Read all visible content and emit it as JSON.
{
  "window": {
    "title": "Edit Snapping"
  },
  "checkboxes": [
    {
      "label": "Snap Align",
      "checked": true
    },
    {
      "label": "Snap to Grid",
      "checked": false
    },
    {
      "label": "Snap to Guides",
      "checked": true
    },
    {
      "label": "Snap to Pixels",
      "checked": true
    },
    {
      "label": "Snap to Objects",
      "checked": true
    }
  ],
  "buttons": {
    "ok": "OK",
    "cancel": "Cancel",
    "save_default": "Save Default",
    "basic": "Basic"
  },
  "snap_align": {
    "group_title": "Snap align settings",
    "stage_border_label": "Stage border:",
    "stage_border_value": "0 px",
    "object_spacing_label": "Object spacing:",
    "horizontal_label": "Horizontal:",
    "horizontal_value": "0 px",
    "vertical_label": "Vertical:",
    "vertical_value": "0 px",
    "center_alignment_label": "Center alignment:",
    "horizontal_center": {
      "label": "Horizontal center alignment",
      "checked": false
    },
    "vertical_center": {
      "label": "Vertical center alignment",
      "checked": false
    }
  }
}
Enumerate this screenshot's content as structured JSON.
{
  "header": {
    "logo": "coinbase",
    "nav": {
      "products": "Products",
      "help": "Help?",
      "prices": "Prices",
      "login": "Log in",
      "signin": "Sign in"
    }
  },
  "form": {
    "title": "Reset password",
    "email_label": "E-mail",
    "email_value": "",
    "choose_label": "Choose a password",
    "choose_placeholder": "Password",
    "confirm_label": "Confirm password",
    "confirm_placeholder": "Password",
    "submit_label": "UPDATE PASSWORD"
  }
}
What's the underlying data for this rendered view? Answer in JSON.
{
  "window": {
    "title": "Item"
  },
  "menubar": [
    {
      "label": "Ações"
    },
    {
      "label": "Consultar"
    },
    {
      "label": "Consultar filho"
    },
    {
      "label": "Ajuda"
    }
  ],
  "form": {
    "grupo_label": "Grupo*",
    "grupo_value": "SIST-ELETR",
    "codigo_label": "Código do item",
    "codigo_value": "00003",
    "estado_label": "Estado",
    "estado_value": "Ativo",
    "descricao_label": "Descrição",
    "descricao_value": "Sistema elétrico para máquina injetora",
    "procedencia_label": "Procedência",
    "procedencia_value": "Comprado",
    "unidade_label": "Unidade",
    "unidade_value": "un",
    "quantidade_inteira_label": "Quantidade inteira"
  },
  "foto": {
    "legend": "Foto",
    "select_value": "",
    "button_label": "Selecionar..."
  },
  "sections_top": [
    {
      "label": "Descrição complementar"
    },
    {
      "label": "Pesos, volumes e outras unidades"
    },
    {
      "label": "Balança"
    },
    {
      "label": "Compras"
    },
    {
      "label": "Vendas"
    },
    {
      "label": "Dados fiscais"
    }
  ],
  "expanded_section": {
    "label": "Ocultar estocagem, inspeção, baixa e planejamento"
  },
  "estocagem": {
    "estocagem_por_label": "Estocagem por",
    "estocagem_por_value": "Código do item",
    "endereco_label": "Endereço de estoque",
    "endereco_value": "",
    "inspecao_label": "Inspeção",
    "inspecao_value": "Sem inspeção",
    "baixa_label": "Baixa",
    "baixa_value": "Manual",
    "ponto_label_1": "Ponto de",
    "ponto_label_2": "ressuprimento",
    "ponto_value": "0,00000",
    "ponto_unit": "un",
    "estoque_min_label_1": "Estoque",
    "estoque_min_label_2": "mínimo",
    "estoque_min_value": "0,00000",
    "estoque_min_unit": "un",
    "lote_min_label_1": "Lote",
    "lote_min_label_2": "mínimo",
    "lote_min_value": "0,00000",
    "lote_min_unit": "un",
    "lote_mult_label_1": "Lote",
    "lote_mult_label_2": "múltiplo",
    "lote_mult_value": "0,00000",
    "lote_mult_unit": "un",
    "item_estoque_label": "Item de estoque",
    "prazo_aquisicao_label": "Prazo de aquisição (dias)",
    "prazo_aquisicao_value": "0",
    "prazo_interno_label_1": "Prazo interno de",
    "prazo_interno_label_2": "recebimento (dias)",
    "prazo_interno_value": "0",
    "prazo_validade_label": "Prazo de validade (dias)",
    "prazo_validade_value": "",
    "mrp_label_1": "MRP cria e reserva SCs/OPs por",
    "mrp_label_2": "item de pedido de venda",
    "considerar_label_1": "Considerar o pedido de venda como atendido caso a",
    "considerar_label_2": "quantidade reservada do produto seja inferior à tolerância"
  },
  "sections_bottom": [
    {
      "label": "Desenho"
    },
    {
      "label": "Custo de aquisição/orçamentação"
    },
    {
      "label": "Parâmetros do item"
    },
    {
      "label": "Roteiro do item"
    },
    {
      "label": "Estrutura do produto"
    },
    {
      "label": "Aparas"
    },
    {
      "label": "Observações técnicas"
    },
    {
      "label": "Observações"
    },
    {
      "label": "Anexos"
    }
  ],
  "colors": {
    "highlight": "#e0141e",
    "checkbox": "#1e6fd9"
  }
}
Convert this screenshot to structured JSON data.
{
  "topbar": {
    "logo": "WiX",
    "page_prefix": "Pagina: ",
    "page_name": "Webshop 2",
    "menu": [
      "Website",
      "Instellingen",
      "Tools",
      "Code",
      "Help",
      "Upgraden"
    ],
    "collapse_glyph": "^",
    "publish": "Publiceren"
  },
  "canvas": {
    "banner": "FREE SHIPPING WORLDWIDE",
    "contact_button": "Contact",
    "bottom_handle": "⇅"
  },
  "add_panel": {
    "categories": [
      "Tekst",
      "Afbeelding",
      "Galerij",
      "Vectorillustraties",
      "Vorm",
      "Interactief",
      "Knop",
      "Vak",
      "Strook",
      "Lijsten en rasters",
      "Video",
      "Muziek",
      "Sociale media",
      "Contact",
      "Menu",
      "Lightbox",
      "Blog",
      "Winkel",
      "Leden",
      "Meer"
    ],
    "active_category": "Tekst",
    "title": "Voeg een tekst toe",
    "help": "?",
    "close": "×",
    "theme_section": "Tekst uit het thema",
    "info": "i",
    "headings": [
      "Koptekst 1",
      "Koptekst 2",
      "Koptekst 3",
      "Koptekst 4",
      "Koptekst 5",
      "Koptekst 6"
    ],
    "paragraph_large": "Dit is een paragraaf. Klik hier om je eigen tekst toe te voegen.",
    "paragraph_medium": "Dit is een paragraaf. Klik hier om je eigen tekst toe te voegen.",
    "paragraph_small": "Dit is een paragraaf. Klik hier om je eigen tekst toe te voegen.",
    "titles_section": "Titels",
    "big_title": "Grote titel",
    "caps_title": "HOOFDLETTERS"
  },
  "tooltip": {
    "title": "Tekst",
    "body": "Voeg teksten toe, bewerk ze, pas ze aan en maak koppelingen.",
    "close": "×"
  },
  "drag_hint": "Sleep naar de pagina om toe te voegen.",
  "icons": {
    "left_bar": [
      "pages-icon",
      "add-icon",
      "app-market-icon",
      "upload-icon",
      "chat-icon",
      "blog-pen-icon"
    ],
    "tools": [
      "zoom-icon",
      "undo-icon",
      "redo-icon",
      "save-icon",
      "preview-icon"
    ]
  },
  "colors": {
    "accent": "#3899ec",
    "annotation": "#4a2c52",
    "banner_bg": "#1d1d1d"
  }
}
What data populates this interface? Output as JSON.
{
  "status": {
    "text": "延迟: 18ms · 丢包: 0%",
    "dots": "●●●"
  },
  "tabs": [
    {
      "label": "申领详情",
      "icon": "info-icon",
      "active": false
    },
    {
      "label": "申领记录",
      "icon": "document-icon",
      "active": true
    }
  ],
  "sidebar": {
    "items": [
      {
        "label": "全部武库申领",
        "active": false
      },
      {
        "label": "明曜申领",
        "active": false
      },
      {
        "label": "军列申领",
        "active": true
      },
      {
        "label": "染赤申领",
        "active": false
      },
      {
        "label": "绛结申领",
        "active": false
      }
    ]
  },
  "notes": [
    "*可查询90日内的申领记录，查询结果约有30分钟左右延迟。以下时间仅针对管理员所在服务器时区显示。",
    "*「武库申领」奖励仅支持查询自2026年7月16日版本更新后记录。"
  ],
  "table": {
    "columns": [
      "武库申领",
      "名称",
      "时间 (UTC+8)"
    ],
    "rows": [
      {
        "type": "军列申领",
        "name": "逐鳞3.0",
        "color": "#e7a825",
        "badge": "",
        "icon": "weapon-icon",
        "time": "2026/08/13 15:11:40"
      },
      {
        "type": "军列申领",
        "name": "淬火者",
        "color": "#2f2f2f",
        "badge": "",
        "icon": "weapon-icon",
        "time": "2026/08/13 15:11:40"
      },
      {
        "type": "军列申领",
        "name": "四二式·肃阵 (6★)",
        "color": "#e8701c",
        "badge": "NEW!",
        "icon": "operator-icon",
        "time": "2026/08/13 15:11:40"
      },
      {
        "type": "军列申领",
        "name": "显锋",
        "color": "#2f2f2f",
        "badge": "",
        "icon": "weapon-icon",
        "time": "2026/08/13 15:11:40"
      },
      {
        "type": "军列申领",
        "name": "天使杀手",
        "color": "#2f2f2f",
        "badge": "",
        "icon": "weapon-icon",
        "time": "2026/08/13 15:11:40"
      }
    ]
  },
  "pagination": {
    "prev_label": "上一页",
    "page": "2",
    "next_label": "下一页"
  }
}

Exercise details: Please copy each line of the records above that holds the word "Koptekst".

Solved exercise:
      "Koptekst 1",
      "Koptekst 2",
      "Koptekst 3",
      "Koptekst 4",
      "Koptekst 5",
      "Koptekst 6"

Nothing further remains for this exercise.